A lot of comedians complain about this lifestyle but I find it exhilarating. Each night, I lug suitcases and camera bags up to the room. I run to the car for beers from the cooler or a bag of chips from the trunk. In the morning, I lug it all back and finesse it all back together. I load the cooler with ice, I double check our documents, our maps, our game plans.
The rain has stopped while we pack the car and check out. As we cross the Lion’s Gate Bridge, the clouds dissipate and the sun starts shining. Chantelle wants to take out more American money before we cross into Washington state, so I let her out at a bank and circle the block a few times, eventually idling on a side street alongside some taxis.
The drive to the border is scenic. We weave our way back east and south across the city’s network of surface streets, visiting neighbourhoods that are both exciting and mundane. Places we’d appreciate but never bother to visit.
The traffic is bad to cross into Washington. It’s the day before the Sasquatch Music Festival, and hordes of Canadians and presumably ex-pats are crossing over with us. The line crawls, but the sun is shining and we have plenty of snacks, and for the first time on this trip, I get to read a magazine while driving. It won’t be the last time either, not by a long shot.
We can see the ocean, or what looks like it might be the ocean.
The border guard is easy on us. She asks if we have any drugs, and we say no, and she believes us and sends us onward without hesitation. I pull off immediately into the main street drag of a nothing town that is within sight of the crossing. There’s a Subway and we get lunch before pressing on. This is the season that American’s love avocados, so my sub is loaded with guacamole.
Across the border, the ground feels different.
At some point we pull off the highway to re-supply our snacks at Wal-Mart. We love American Wal-Mart, each state presents increasingly weird products and services and people. The one we visit stands like an obelisk in the middle of nowhere, surrounded by thick brush and pick-up trucks. Old sallow men wearing obligatory suspenders. This is the kind of Wal-Mart that supplies the surrounding area with guns, booze, and cigarettes. The cashier tells me that she likes my hair and that most guys don’t take the time to style their hair so nicely.
Before getting back on the highway we stop at Hardee’s, an objective completed in my quest to eat at every single fast food chain in America.

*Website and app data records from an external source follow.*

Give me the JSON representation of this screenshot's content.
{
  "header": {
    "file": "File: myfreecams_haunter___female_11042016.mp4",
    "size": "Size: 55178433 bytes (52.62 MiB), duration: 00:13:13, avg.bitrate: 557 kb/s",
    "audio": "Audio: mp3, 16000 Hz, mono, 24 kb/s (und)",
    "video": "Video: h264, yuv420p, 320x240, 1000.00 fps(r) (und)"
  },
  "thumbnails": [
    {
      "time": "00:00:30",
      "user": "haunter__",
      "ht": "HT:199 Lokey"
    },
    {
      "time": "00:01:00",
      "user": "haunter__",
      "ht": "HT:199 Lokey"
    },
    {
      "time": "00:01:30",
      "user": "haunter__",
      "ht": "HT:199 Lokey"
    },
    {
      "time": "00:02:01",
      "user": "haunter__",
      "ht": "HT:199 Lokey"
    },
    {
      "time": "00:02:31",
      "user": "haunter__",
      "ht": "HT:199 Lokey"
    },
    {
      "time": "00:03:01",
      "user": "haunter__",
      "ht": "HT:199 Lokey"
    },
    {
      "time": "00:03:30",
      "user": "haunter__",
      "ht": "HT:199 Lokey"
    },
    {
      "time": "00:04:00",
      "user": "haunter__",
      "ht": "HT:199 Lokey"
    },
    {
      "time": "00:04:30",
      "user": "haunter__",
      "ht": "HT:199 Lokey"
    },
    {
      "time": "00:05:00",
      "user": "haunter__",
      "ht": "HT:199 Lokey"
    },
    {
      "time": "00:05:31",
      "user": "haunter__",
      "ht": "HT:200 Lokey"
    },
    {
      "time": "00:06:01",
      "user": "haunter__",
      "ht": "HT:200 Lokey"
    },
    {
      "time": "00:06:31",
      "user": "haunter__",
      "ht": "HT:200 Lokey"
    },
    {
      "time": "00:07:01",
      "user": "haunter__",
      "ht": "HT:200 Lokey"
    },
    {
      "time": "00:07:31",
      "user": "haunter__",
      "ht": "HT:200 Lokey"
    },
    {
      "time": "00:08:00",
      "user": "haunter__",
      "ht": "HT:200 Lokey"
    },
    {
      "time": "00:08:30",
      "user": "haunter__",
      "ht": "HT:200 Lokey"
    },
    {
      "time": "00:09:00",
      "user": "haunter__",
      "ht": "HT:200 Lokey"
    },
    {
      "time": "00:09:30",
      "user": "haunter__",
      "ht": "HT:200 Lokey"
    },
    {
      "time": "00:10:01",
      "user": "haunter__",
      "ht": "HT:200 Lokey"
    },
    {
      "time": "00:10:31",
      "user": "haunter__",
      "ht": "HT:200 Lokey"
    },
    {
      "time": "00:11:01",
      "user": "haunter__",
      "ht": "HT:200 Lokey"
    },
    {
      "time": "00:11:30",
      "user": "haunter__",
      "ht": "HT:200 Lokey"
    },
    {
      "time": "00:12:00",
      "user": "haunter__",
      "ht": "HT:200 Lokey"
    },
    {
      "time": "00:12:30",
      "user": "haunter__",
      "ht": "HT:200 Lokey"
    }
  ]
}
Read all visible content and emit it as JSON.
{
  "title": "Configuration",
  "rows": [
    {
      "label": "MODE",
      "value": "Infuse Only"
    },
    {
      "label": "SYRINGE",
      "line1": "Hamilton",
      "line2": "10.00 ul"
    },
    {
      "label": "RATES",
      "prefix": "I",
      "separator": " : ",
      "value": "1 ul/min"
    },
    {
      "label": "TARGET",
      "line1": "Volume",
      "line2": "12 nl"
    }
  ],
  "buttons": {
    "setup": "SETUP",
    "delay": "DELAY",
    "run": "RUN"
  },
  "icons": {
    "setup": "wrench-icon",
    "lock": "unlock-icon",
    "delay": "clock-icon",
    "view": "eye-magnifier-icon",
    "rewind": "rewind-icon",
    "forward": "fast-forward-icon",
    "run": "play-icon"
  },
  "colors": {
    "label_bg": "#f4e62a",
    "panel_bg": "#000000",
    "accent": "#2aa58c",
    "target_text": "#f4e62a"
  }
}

There are old men talking about God and demanding Obama’s birth certificate loudly.
We get to Seattle in the early afternoon despite our meandering. As usual, we check in to our room and haul everything remotely valuable from the car.